■ About this task ■
Go through the material below and return each line with the string "Word" in it.

● ● ● ● ●

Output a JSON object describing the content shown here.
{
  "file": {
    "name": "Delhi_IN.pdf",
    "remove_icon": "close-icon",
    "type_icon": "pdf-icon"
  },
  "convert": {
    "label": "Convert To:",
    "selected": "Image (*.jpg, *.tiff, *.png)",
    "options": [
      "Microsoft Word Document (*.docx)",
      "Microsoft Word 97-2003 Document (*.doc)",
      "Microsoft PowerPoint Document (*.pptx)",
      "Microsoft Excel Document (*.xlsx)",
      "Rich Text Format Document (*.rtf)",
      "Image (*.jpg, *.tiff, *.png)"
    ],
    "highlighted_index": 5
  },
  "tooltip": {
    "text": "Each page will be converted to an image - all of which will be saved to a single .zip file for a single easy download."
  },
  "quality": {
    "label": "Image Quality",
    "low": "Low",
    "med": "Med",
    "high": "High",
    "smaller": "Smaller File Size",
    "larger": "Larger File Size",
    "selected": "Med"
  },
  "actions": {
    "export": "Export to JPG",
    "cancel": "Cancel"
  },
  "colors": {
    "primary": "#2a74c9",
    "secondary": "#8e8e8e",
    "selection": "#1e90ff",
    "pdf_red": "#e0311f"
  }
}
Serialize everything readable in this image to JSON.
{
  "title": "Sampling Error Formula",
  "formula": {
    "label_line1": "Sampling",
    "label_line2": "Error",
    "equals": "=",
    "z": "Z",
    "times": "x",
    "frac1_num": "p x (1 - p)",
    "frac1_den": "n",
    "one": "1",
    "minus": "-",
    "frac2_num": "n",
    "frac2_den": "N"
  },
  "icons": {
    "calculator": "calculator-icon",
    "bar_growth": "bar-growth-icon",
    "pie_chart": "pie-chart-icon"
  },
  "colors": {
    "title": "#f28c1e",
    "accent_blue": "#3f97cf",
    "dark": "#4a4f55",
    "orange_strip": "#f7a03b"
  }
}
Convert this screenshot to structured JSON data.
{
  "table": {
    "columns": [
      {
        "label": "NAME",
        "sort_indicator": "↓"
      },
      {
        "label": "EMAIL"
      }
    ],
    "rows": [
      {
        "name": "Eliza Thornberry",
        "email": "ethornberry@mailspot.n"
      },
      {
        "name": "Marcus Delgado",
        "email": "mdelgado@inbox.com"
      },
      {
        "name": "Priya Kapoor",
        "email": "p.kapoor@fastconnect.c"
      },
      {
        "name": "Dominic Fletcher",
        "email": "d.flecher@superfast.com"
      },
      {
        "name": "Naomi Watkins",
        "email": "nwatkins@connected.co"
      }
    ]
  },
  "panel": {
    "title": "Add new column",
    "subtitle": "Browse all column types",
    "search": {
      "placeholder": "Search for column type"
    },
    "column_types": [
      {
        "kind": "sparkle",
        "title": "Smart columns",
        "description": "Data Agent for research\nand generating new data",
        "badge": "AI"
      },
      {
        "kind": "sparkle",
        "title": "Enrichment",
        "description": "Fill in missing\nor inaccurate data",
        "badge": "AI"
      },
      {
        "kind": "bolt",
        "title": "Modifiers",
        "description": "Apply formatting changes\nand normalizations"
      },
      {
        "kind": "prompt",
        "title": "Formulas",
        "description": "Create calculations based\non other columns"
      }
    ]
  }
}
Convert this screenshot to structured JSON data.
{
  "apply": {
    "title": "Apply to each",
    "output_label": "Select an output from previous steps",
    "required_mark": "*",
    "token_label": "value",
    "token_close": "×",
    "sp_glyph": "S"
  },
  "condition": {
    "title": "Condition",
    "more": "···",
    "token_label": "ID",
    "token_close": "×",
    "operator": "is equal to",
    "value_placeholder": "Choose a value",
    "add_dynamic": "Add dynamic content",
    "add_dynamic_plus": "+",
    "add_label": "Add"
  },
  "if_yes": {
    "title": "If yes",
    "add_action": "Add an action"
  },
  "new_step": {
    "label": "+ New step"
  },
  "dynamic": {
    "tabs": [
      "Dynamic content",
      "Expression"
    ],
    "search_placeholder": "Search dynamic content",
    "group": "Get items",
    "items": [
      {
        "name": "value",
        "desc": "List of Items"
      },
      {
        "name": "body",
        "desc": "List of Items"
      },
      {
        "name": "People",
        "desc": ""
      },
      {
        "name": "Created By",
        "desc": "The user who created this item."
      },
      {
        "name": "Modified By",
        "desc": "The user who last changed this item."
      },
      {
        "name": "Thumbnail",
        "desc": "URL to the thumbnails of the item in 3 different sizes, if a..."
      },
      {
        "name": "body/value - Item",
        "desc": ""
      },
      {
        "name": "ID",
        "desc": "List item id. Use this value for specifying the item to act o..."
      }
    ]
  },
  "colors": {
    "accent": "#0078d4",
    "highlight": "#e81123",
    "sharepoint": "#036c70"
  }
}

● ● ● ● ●

■ The answer ■
      "Microsoft Word Document (*.docx)",
      "Microsoft Word 97-2003 Document (*.doc)",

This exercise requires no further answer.